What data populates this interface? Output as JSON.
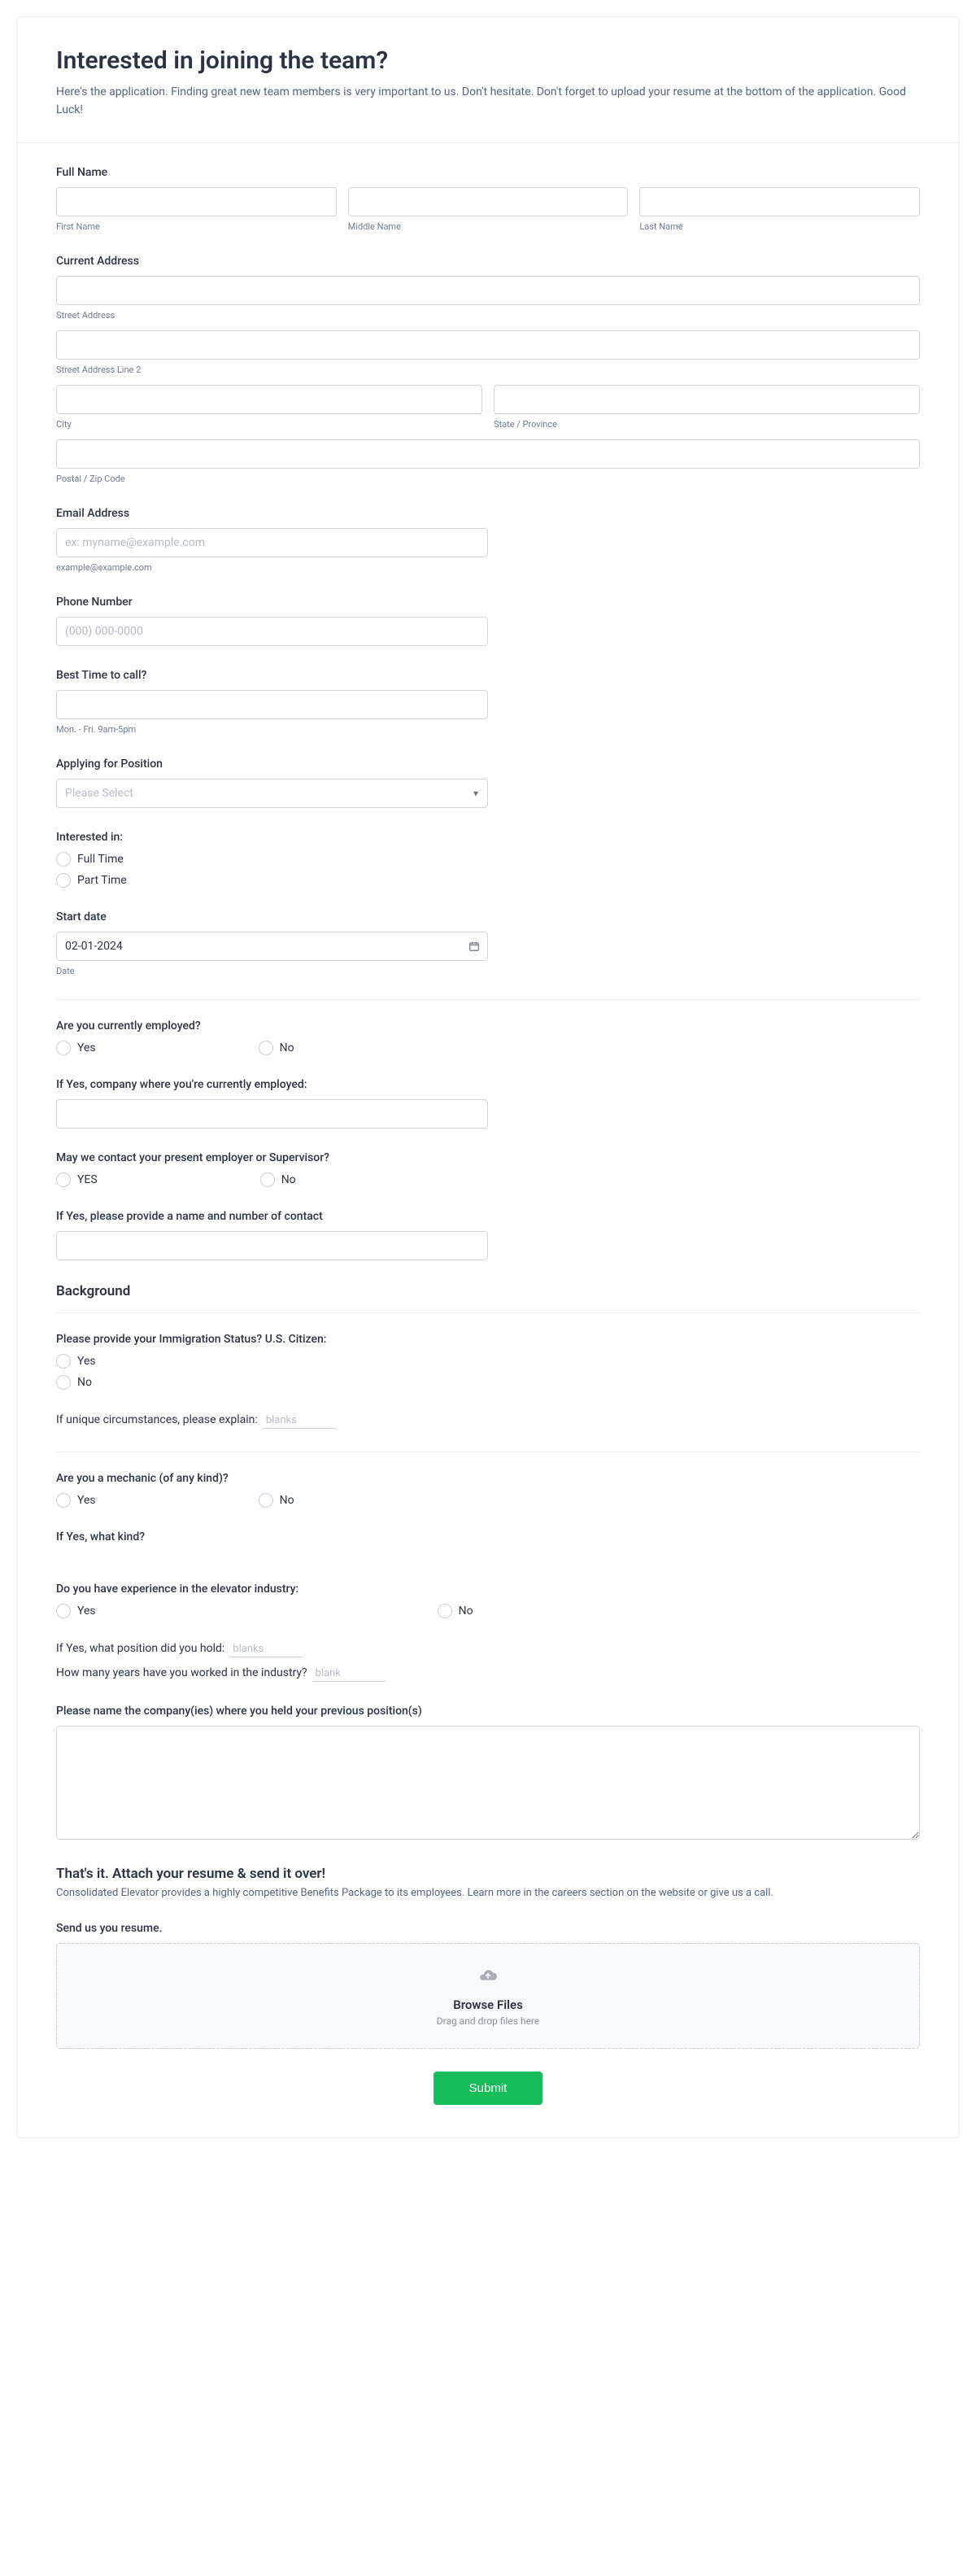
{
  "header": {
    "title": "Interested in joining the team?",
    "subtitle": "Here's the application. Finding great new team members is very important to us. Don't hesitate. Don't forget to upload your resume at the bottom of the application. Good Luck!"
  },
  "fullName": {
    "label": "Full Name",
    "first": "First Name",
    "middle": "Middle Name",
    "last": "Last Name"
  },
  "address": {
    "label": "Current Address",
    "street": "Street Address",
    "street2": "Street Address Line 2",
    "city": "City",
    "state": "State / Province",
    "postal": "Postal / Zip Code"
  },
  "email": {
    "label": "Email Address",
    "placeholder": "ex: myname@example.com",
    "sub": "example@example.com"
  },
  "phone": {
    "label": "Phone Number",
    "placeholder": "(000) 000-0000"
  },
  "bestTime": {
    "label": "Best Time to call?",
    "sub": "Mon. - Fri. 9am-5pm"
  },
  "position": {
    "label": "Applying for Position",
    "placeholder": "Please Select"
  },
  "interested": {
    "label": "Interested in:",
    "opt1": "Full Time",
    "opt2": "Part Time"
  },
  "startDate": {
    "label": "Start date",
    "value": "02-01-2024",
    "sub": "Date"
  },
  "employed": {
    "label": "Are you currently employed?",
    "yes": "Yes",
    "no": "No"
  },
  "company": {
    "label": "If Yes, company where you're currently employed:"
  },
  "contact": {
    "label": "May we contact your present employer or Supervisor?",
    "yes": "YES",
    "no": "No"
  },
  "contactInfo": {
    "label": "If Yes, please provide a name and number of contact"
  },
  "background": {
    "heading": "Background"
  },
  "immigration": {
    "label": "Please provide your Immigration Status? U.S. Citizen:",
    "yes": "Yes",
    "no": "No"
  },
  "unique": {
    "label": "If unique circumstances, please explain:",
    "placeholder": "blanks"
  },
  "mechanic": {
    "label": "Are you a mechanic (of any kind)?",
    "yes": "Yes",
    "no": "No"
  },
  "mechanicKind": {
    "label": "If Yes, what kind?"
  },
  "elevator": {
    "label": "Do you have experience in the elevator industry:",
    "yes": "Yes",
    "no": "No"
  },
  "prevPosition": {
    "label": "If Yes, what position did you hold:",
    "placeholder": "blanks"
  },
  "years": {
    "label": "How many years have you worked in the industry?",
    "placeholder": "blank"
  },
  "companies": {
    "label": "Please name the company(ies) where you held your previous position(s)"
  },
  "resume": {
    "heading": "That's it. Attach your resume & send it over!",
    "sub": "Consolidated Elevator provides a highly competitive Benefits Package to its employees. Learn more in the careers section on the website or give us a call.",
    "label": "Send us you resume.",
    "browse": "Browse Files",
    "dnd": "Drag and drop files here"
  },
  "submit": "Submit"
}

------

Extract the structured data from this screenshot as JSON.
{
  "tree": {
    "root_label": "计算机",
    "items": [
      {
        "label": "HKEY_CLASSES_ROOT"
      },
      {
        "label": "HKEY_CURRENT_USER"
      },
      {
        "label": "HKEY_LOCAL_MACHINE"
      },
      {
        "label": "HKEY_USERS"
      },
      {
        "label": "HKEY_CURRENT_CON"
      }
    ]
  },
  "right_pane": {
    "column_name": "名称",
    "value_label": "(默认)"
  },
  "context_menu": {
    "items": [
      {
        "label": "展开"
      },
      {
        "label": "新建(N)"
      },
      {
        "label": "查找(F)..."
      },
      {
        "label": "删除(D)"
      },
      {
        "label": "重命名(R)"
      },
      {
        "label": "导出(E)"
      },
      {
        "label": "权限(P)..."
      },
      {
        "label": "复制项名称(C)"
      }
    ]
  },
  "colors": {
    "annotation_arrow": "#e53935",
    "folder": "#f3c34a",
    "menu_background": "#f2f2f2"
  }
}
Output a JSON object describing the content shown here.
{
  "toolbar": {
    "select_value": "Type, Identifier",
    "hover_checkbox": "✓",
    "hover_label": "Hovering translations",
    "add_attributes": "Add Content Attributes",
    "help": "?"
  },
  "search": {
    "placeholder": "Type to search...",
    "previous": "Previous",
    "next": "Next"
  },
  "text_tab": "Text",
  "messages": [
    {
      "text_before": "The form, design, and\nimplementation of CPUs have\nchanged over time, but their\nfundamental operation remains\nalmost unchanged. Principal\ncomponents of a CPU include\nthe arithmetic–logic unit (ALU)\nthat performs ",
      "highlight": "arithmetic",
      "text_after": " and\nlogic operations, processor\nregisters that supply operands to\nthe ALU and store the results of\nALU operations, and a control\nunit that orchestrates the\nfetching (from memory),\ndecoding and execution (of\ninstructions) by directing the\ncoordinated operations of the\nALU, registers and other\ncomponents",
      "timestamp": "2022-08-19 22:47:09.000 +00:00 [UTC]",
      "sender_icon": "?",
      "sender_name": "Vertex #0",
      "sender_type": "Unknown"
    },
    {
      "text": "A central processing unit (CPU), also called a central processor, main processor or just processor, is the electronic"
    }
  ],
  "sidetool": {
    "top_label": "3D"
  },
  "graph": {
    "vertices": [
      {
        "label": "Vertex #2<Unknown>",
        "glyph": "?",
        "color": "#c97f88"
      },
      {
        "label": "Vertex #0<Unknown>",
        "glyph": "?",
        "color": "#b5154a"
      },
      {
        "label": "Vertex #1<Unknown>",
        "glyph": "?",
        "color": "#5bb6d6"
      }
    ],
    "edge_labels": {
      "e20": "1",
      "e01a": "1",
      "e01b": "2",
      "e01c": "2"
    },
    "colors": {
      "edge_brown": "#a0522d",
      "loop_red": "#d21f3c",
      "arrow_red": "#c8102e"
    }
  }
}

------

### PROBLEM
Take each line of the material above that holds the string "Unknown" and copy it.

### SOLUTION
      "sender_type": "Unknown"
        "label": "Vertex #2<Unknown>",
        "label": "Vertex #0<Unknown>",
        "label": "Vertex #1<Unknown>",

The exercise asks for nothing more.